**WORK INSTRUCTION**
Word for word, repeat all of the entries.
***** TASK INPUTS *****
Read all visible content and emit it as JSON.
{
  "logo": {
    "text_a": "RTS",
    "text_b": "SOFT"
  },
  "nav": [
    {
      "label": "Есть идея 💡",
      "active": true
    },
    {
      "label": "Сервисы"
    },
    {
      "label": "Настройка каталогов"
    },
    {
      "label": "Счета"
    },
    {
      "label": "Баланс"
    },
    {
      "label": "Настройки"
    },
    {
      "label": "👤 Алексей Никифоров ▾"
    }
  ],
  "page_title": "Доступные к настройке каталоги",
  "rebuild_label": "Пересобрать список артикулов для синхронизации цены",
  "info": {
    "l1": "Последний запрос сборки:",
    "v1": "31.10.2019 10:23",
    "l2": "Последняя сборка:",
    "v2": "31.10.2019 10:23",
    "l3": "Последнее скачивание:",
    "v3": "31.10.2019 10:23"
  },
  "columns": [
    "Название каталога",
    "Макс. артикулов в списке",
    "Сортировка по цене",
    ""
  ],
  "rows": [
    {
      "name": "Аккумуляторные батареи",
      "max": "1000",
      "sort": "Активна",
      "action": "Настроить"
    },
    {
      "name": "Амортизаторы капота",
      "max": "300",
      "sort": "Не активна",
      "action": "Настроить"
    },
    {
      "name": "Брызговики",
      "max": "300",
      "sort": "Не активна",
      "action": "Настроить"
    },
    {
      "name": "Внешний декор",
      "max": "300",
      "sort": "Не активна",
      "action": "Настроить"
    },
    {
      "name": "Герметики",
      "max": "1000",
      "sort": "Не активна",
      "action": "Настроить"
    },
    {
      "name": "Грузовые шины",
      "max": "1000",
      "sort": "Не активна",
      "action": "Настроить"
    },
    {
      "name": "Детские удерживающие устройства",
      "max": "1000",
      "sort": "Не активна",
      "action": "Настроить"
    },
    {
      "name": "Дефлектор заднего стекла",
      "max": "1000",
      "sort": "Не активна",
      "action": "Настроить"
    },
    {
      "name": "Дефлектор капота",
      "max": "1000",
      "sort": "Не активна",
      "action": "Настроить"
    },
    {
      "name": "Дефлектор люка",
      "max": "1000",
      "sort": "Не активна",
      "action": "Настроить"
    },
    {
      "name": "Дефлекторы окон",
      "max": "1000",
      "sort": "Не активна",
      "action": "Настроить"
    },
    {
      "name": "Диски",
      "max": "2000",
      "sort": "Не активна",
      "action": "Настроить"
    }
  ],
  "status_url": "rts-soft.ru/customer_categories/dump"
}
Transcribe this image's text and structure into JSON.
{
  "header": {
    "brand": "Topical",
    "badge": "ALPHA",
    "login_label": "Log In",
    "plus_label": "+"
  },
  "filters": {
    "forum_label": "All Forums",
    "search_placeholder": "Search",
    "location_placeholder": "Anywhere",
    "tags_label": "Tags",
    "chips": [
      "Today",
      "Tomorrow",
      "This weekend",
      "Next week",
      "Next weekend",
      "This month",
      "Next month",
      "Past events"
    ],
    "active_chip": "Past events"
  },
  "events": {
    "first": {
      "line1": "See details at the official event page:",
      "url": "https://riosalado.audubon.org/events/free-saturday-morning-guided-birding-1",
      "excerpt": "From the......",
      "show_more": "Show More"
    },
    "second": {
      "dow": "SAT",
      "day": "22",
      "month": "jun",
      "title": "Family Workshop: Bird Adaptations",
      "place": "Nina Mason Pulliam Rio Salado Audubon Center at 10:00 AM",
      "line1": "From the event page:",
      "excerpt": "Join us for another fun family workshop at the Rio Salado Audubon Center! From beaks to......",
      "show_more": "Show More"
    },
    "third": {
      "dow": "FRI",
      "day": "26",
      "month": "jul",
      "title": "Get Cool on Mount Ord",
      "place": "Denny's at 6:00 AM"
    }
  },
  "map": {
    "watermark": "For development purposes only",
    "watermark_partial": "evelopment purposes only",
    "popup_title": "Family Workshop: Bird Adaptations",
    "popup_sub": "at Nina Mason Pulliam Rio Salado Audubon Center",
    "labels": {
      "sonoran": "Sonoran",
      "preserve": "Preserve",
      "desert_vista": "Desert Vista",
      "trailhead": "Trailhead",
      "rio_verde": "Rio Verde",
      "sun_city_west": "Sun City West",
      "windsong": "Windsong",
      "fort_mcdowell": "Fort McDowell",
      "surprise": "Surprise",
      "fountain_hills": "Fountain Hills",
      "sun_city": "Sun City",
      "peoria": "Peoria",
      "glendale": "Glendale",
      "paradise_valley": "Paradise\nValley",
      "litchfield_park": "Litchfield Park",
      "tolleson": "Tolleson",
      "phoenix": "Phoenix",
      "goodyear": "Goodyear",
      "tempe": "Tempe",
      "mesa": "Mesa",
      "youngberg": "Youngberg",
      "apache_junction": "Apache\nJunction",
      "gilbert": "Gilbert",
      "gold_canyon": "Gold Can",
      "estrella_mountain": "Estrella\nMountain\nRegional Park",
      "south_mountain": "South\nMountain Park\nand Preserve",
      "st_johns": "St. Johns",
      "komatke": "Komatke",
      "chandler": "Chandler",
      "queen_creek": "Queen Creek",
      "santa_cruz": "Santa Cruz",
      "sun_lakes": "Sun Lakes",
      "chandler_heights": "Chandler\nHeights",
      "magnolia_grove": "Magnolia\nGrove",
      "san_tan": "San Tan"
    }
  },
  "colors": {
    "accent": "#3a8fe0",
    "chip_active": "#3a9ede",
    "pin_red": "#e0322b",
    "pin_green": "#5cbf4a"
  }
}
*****
**RESPONSE TO THIS TASK**
Read all visible content and emit it as JSON.
{
  "logo": {
    "text_a": "RTS",
    "text_b": "SOFT"
  },
  "nav": [
    {
      "label": "Есть идея 💡",
      "active": true
    },
    {
      "label": "Сервисы"
    },
    {
      "label": "Настройка каталогов"
    },
    {
      "label": "Счета"
    },
    {
      "label": "Баланс"
    },
    {
      "label": "Настройки"
    },
    {
      "label": "👤 Алексей Никифоров ▾"
    }
  ],
  "page_title": "Доступные к настройке каталоги",
  "rebuild_label": "Пересобрать список артикулов для синхронизации цены",
  "info": {
    "l1": "Последний запрос сборки:",
    "v1": "31.10.2019 10:23",
    "l2": "Последняя сборка:",
    "v2": "31.10.2019 10:23",
    "l3": "Последнее скачивание:",
    "v3": "31.10.2019 10:23"
  },
  "columns": [
    "Название каталога",
    "Макс. артикулов в списке",
    "Сортировка по цене",
    ""
  ],
  "rows": [
    {
      "name": "Аккумуляторные батареи",
      "max": "1000",
      "sort": "Активна",
      "action": "Настроить"
    },
    {
      "name": "Амортизаторы капота",
      "max": "300",
      "sort": "Не активна",
      "action": "Настроить"
    },
    {
      "name": "Брызговики",
      "max": "300",
      "sort": "Не активна",
      "action": "Настроить"
    },
    {
      "name": "Внешний декор",
      "max": "300",
      "sort": "Не активна",
      "action": "Настроить"
    },
    {
      "name": "Герметики",
      "max": "1000",
      "sort": "Не активна",
      "action": "Настроить"
    },
    {
      "name": "Грузовые шины",
      "max": "1000",
      "sort": "Не активна",
      "action": "Настроить"
    },
    {
      "name": "Детские удерживающие устройства",
      "max": "1000",
      "sort": "Не активна",
      "action": "Настроить"
    },
    {
      "name": "Дефлектор заднего стекла",
      "max": "1000",
      "sort": "Не активна",
      "action": "Настроить"
    },
    {
      "name": "Дефлектор капота",
      "max": "1000",
      "sort": "Не активна",
      "action": "Настроить"
    },
    {
      "name": "Дефлектор люка",
      "max": "1000",
      "sort": "Не активна",
      "action": "Настроить"
    },
    {
      "name": "Дефлекторы окон",
      "max": "1000",
      "sort": "Не активна",
      "action": "Настроить"
    },
    {
      "name": "Диски",
      "max": "2000",
      "sort": "Не активна",
      "action": "Настроить"
    }
  ],
  "status_url": "rts-soft.ru/customer_categories/dump"
}
Transcribe this image's text and structure into JSON.
{
  "header": {
    "brand": "Topical",
    "badge": "ALPHA",
    "login_label": "Log In",
    "plus_label": "+"
  },
  "filters": {
    "forum_label": "All Forums",
    "search_placeholder": "Search",
    "location_placeholder": "Anywhere",
    "tags_label": "Tags",
    "chips": [
      "Today",
      "Tomorrow",
      "This weekend",
      "Next week",
      "Next weekend",
      "This month",
      "Next month",
      "Past events"
    ],
    "active_chip": "Past events"
  },
  "events": {
    "first": {
      "line1": "See details at the official event page:",
      "url": "https://riosalado.audubon.org/events/free-saturday-morning-guided-birding-1",
      "excerpt": "From the......",
      "show_more": "Show More"
    },
    "second": {
      "dow": "SAT",
      "day": "22",
      "month": "jun",
      "title": "Family Workshop: Bird Adaptations",
      "place": "Nina Mason Pulliam Rio Salado Audubon Center at 10:00 AM",
      "line1": "From the event page:",
      "excerpt": "Join us for another fun family workshop at the Rio Salado Audubon Center! From beaks to......",
      "show_more": "Show More"
    },
    "third": {
      "dow": "FRI",
      "day": "26",
      "month": "jul",
      "title": "Get Cool on Mount Ord",
      "place": "Denny's at 6:00 AM"
    }
  },
  "map": {
    "watermark": "For development purposes only",
    "watermark_partial": "evelopment purposes only",
    "popup_title": "Family Workshop: Bird Adaptations",
    "popup_sub": "at Nina Mason Pulliam Rio Salado Audubon Center",
    "labels": {
      "sonoran": "Sonoran",
      "preserve": "Preserve",
      "desert_vista": "Desert Vista",
      "trailhead": "Trailhead",
      "rio_verde": "Rio Verde",
      "sun_city_west": "Sun City West",
      "windsong": "Windsong",
      "fort_mcdowell": "Fort McDowell",
      "surprise": "Surprise",
      "fountain_hills": "Fountain Hills",
      "sun_city": "Sun City",
      "peoria": "Peoria",
      "glendale": "Glendale",
      "paradise_valley": "Paradise\nValley",
      "litchfield_park": "Litchfield Park",
      "tolleson": "Tolleson",
      "phoenix": "Phoenix",
      "goodyear": "Goodyear",
      "tempe": "Tempe",
      "mesa": "Mesa",
      "youngberg": "Youngberg",
      "apache_junction": "Apache\nJunction",
      "gilbert": "Gilbert",
      "gold_canyon": "Gold Can",
      "estrella_mountain": "Estrella\nMountain\nRegional Park",
      "south_mountain": "South\nMountain Park\nand Preserve",
      "st_johns": "St. Johns",
      "komatke": "Komatke",
      "chandler": "Chandler",
      "queen_creek": "Queen Creek",
      "santa_cruz": "Santa Cruz",
      "sun_lakes": "Sun Lakes",
      "chandler_heights": "Chandler\nHeights",
      "magnolia_grove": "Magnolia\nGrove",
      "san_tan": "San Tan"
    }
  },
  "colors": {
    "accent": "#3a8fe0",
    "chip_active": "#3a9ede",
    "pin_red": "#e0322b",
    "pin_green": "#5cbf4a"
  }
}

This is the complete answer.